Cesium dodecaborate

August 02, 2021
I’m mostly boron, but you won’t find me boring.
What molecule am I?
Image of Cesium dodecaborate

Cesium dodecaborate is one of many known salts of polyborane anions. The dodecaborate anion has the shape of a regular octahedron, one of the five platonic solids. Dodecaborate is isoelectronic with dodecahedrane, the Molecule of the Week for February 22, 2021.

In 1960, Anthony R. Pitochelli and M. Frederick Hawthorne1 at Rohm and Haas’s Redstone Arsenal Research Division (Huntsville, AL) prepared small amounts of some dodecaborate salts. The salts contained trimethylammonium, potassium, and triphenylmethylphosphonium cations.

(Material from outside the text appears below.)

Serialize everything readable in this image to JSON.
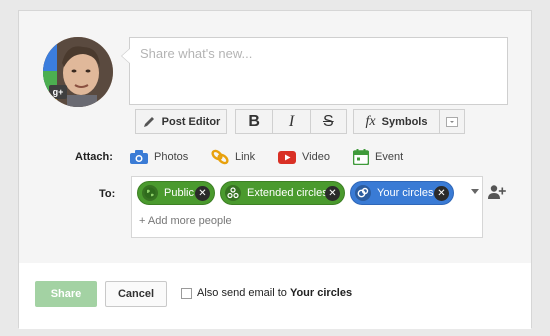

Later in the decade, Henry C. Miller and Earl L. Muetterties at Du Pont (Wilmington, DE), developed a synthesis of the cesium salt. As described in the 1967 book Borane Anions2, the synthesis begins with the reaction of sodium borohydride (NaBH4) with boron trifluoride (BF3) to produce the triborate NaB3H8. The triborate is then pyrolyzed to give a mixture that includes sodium dodecaborate. The desired anion is obtained by precipitating it as the cesium salt.

Thomas Schlied and co-workers at the University of Stuttgart (Germany) published the crystal structure of cesium dodecaborate in 2000. The crystals are colorless, face-rich cubic with B–B distances of 178 pm and B–H distances of 112 pm. Each cesium ion is in contact with 12 hydrogen atoms, each at a distance of 313 pm.

In recent years, scientists have been exploring practical applications of dodecaborate salts, such as in battery electrodes, catalysis, and sensors. In particular, a research team led by Haibo Zhang and Xiaohai Zhou at the University of Wuhan (China) have used cesium dodecaborate to prepare complex catalysts.

In 2018, the researchers reported the preparation of a class of core–shell magnetic gold nanocomposites with “raspberry-like” structures. Cesium dodecaborate played a dual role in preparing highly monodispersed gold nanoparticles (AuNPs) and immobilizing them on the surface of a γCD@Fe3O4 substrate3. The resulting AuNPs@Fe3O4 composites made highly active and recyclable catalysts for the selective reduction of nitroaromatic compounds to the corresponding anilines.

Two years later, the group showed that cubic platinum nanoparticles capped with cesium dodecaborate catalyzes the direct oxidation of methane by hydrogen peroxide and oxygen to ethanol under mild (50 °C) conditions. The optimized reaction gave >97% conversion to ethanol.

1. Hawthorne, a giant in the field of boron chemistry, passed away last month at age 92. Nicknamed “Mr. Boron” by his associates, he was awarded the prestigious ACS Priestly Medal in 2009.
2. Hawthorne, Miller, and Muetterties, among others, were coauthors.
3. γCD@Fe3O4 is a γ-cyclodextrin–hematite complex.

Cesium dodecaborate hazard information

Hazard class* GHS code and hazard statement
Flammable solids, category 1 H228—Flammable solid Chemical Safety Warning
Skin corrosion/irritation, category 2 H315—Causes skin irritation Chemical Safety Warning
Serious eye damage/eye irritation, category 2A H319—Causes serious eye irritation Chemical Safety Warning
Specific target organ toxicity, single exposure, respiratory tract irritation, category 3 H335—May cause respiratory irritation Chemical Safety Warning

*Globally Harmonized System (GHS) of Classification and Labeling of Chemicals. 
Explanation of pictograms. 

This molecule was suggested by a reader, who also assisted in preparing the article. We present almost all of the molecules suggested by our readers. If you have a molecule you would like us to consider, please send an e-mail to motw@acs.org. And thank you for your interest in Molecule of the Week! —Ed.

Cesium dodecaborate
fast facts

CAS Reg. No. 12008-75-2
Dodecaborate(2–), dodecahydro-, cesium (1:2)
Empirical formula B12Cs2H12
Molar mass 407.64 g/mol
Appearance White crystals or powder
Melting point >650 °C
Water solubility Slight
Chemical Abstract Service - a division of ACS

Learn more about this molecule from CAS, the most authoritative and comprehensive source for chemical information.

Molecule of the Week needs your suggestions!

If your favorite molecule is not in our archive, please send an email to motw@acs.org. The molecule can be notable for its current or historical importance or for any quirky reason. Thank you!

Stay Ahead of the Chemistry Curve

Learn how ACS can help you stay ahead in the world of chemistry.